You probably think Vermont is very safe, white, crimeless and Andy Griffith-like. If you’ve never been here and have only read about Brattleboro’s impetus to impeach Bush, the three colleges, the prep schools, the family farms and the painting studios in the old cotton mill, you might believe Brattleboro was a kind of artist enclave with transplants from NYC who shop at the Co-op and order hemp clothes online. And it is. But if you have an eye for felony and transgression, like me, you would also know which houses are subsidized by the housing trust, that squatters have rights to the decrepit factory on Arch, the homeless drink by the railroad tracks with one-eyed cats, kids up from Springfield sell drugs in the bar bathrooms on Saturday night, there’s a heroin problem on Flat Street, and the yellers on Elliot (although since the murder, the police are cracking down) have tattoos on their necks and carry knives. It makes me feel more alive. I like the proximity of crime.

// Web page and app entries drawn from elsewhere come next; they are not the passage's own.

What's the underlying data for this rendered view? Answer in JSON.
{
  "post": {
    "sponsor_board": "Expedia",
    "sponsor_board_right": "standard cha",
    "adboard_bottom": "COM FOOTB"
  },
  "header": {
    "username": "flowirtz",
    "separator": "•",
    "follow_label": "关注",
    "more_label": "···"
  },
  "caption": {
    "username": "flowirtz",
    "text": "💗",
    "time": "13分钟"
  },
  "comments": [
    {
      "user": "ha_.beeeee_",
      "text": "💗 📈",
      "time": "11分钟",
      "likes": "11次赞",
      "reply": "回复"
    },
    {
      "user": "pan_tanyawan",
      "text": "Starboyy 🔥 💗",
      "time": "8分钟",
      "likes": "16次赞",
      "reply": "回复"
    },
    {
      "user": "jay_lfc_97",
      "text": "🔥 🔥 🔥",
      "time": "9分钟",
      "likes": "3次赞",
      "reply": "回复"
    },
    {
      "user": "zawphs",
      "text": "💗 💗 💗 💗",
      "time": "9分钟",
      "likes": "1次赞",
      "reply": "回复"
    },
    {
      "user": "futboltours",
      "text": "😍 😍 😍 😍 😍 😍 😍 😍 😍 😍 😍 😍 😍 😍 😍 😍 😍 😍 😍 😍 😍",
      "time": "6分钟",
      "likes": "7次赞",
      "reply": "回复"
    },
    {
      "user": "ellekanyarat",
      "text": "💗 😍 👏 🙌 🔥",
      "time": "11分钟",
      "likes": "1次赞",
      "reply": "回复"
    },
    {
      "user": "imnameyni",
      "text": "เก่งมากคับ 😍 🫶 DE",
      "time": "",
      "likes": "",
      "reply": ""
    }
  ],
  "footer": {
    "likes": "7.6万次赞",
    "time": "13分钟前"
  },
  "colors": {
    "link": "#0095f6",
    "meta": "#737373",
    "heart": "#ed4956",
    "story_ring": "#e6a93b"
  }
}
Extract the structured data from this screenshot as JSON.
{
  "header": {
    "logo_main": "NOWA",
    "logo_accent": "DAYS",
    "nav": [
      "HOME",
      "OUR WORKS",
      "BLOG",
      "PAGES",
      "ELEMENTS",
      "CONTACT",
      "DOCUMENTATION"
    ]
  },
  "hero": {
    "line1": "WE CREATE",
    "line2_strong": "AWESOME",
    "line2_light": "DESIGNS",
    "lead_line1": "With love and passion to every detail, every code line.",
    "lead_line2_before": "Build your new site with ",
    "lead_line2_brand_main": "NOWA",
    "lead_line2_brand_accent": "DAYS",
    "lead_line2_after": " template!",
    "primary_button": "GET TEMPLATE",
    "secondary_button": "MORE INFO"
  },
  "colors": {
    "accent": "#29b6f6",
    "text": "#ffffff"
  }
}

All this probably makes me sound risky, daring, but the really risky people, the people in my imagination like the boy on the stoop whose brother was killed, know that I am a fake, a fraud. He knows I don’t anymore want to change places with him than I want to feel what it is like to be starving in Africa with AIDS. The truth is, I come from a little bit of money, have never been a victim of a crime, am over-educated and don’t know what it is like to live hand to mouth, so I can walk down the street with my mother and be curious about what happened the night before, the lone baseball cap, the blood on the street. I can sit on my husband’s lap that night and peer over his shoulder at the picture in the newspaper of the guy in leg shackles who stabbed a 26-year old, and who’s a year older than me. He had nowhere acceptable to put his rage, so forever his life has changed. “He might not even remember what he did,” my husband said. And because I can’t know what it is like to be that man, I have the strange urge to reach out and touch him, just to know if his skin, being that he is human, feels the same as mine.